An L-tyrosine supplement is used to treat phenylketonuria (PKU), which is a condition in which the body is unable to take phenylalanine and turn it into L-tyrosine. Additionally, it is used to treat stress, depression, attention deficit disorder (ADD) and attention deficit-hyperactivity disorder (ADHD). After it is in the body, this amino acid helps the body to produce neurotransmitters that help a person take control of emotions in difficult situations. As a result, he person might be more alert and calmer as well as less anxious and less frustrated.
Negative L-tyrosine side effects include headaches, heartburn, stomach ailments, trouble breathing and pain or tightness in the chest. In others, it might affect the heart by causing arrhythmia or heart palpitations. Skin problems such as hives, swollen or itchy skin and rashes are also known L-tyrosine side effects. An overdose of L-tyrosine might also cause excess stimulation for the body and mind, resulting in insomnia, anxiety and fatigue.

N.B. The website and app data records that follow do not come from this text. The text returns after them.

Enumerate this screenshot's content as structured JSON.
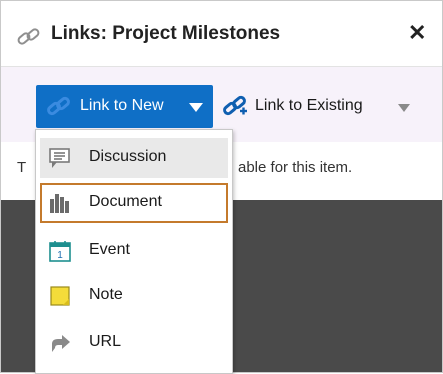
{
  "dialog": {
    "title": "Links: Project Milestones",
    "close_label": "✕"
  },
  "toolbar": {
    "link_new_label": "Link to New",
    "link_existing_label": "Link to Existing"
  },
  "empty_message": {
    "prefix": "T",
    "suffix": "able for this item."
  },
  "menu": {
    "items": [
      {
        "label": "Discussion",
        "icon": "discussion-icon"
      },
      {
        "label": "Document",
        "icon": "document-icon"
      },
      {
        "label": "Event",
        "icon": "calendar-icon"
      },
      {
        "label": "Note",
        "icon": "note-icon"
      },
      {
        "label": "URL",
        "icon": "url-icon"
      }
    ],
    "hovered_item": "Discussion",
    "highlighted_item": "Document"
  },
  "colors": {
    "primary_button": "#0f6fc6",
    "highlight_border": "#c47a2c",
    "body_background": "#f7f2fa",
    "backdrop": "#4a4a4a"
  }
}
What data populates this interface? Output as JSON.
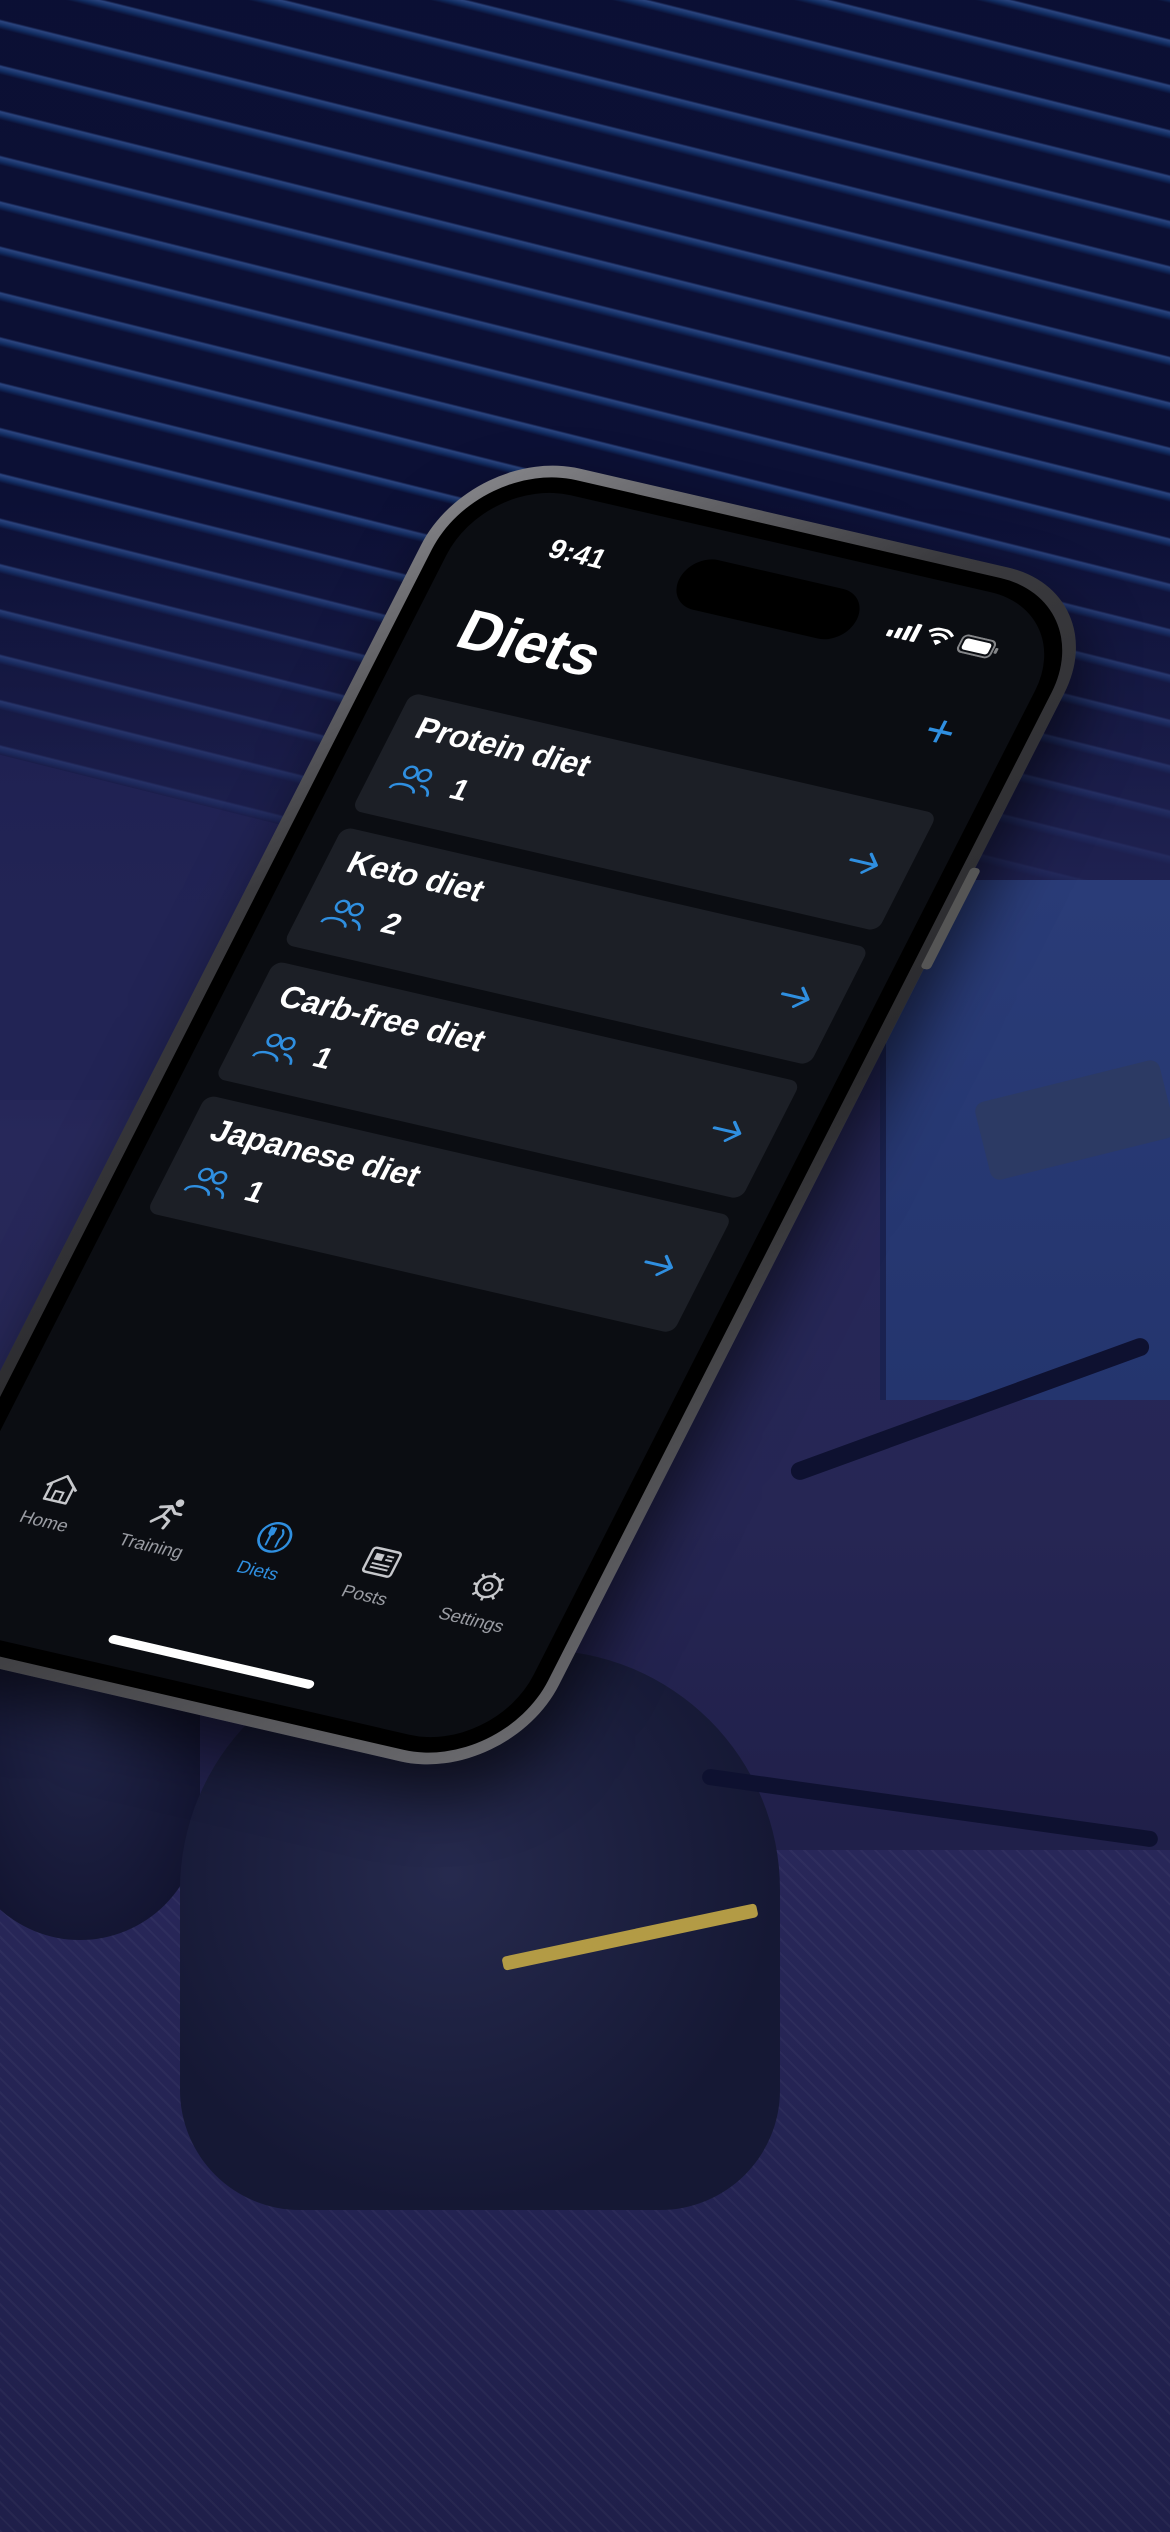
{
  "status_bar": {
    "time": "9:41"
  },
  "header": {
    "title": "Diets",
    "add_label": "+"
  },
  "diets": [
    {
      "name": "Protein diet",
      "members": "1"
    },
    {
      "name": "Keto diet",
      "members": "2"
    },
    {
      "name": "Carb-free diet",
      "members": "1"
    },
    {
      "name": "Japanese diet",
      "members": "1"
    }
  ],
  "tab_bar": {
    "tabs": [
      {
        "label": "Home",
        "icon": "home-icon"
      },
      {
        "label": "Training",
        "icon": "runner-icon"
      },
      {
        "label": "Diets",
        "icon": "utensils-icon",
        "active": true
      },
      {
        "label": "Posts",
        "icon": "newspaper-icon"
      },
      {
        "label": "Settings",
        "icon": "gear-icon"
      }
    ]
  },
  "colors": {
    "accent": "#2f8fe0",
    "screen_bg": "#0b0d12",
    "card_bg": "#1c1f26",
    "inactive_tab": "#9a9ca3"
  }
}
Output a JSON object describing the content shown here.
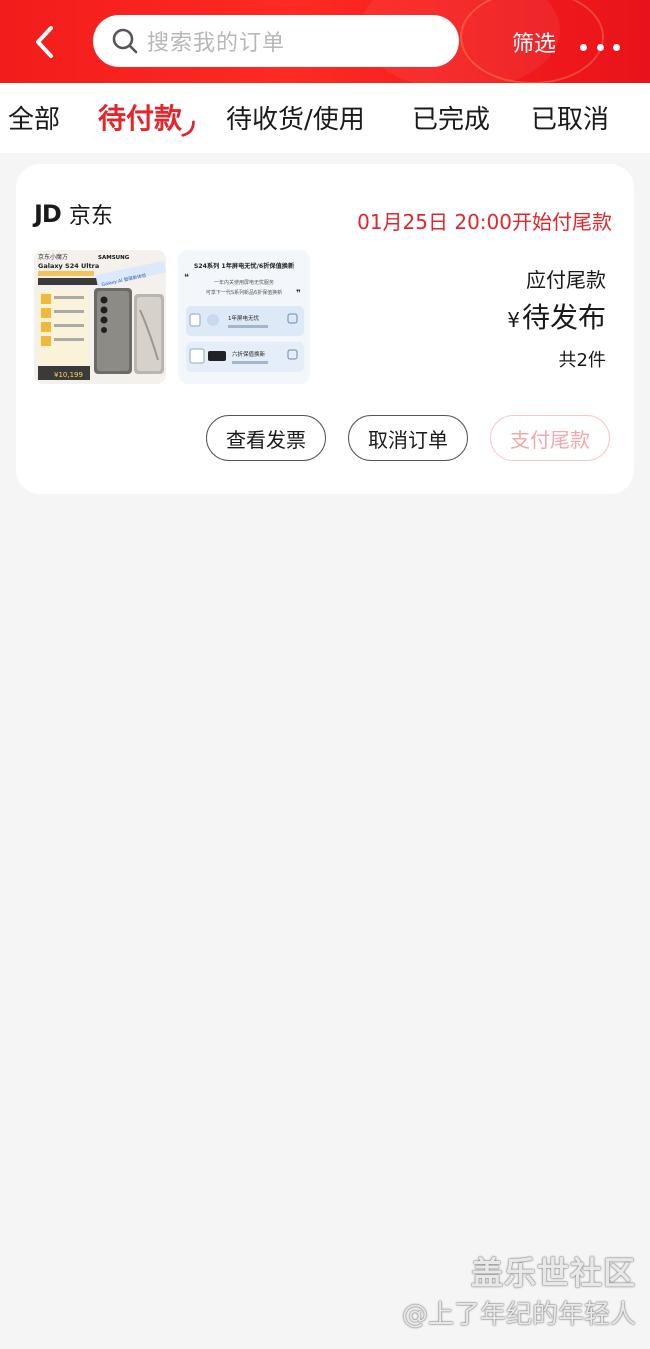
{
  "header": {
    "search_placeholder": "搜索我的订单",
    "filter_label": "筛选"
  },
  "tabs": [
    {
      "label": "全部"
    },
    {
      "label": "待付款",
      "active": true
    },
    {
      "label": "待收货/使用"
    },
    {
      "label": "已完成"
    },
    {
      "label": "已取消"
    }
  ],
  "order": {
    "shop_logo": "JD",
    "shop_name": "京东",
    "status": "01月25日 20:00开始付尾款",
    "price_label": "应付尾款",
    "currency": "¥",
    "price_value": "待发布",
    "item_count": "共2件",
    "products": [
      {
        "brand_left": "京东小魔方",
        "brand_right": "SAMSUNG",
        "model": "Galaxy S24 Ultra",
        "tagline": "Galaxy AI 智驱新体验",
        "price": "¥10,199"
      },
      {
        "headline": "S24系列 1年屏电无忧/6折保值换新",
        "sub1": "一年内关使用屏电无忧服务",
        "sub2": "可享下一代S系列新品6折保值换新",
        "feature1": "1年屏电无忧",
        "feature2": "六折保值换新"
      }
    ],
    "buttons": {
      "view_invoice": "查看发票",
      "cancel_order": "取消订单",
      "pay_balance": "支付尾款"
    }
  },
  "watermark": {
    "line1": "盖乐世社区",
    "line2": "@上了年纪的年轻人"
  },
  "colors": {
    "brand_red": "#e3262c",
    "header_red": "#f21c1c"
  }
}
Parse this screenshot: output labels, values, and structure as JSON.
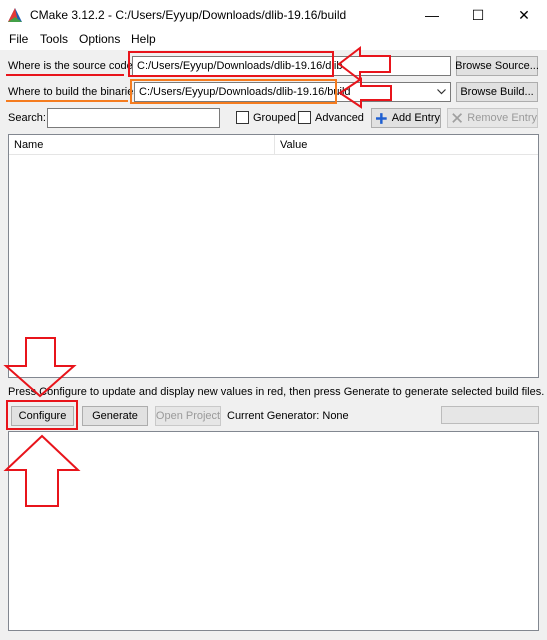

Despite its negative side effects, L-tyrosine is generally safe and can be taken for as long as three months in dosages up to 68 milligrams per pound (150 mg/kg). A person should be monitored by a health care provider if taking it in larger dosages or for a longer period, because the long term L-tyrosine side effects are unknown. The recommended dose will depend on each individual, because some might be more sensitive to L-tyrosine. To help determine the correct dosage, one can start with a low dose and gradually increase it if no side effects occur.
Another factor to consider is that L-tyrosine might interfere with certain medications such as levodopa and antidepressants. Therefore, anyone on these medications should avoid L-tyrosine. Those who take medications for diabetes or Parkinson's disease or who are pregnant also should avoid the use of L-tyrosine.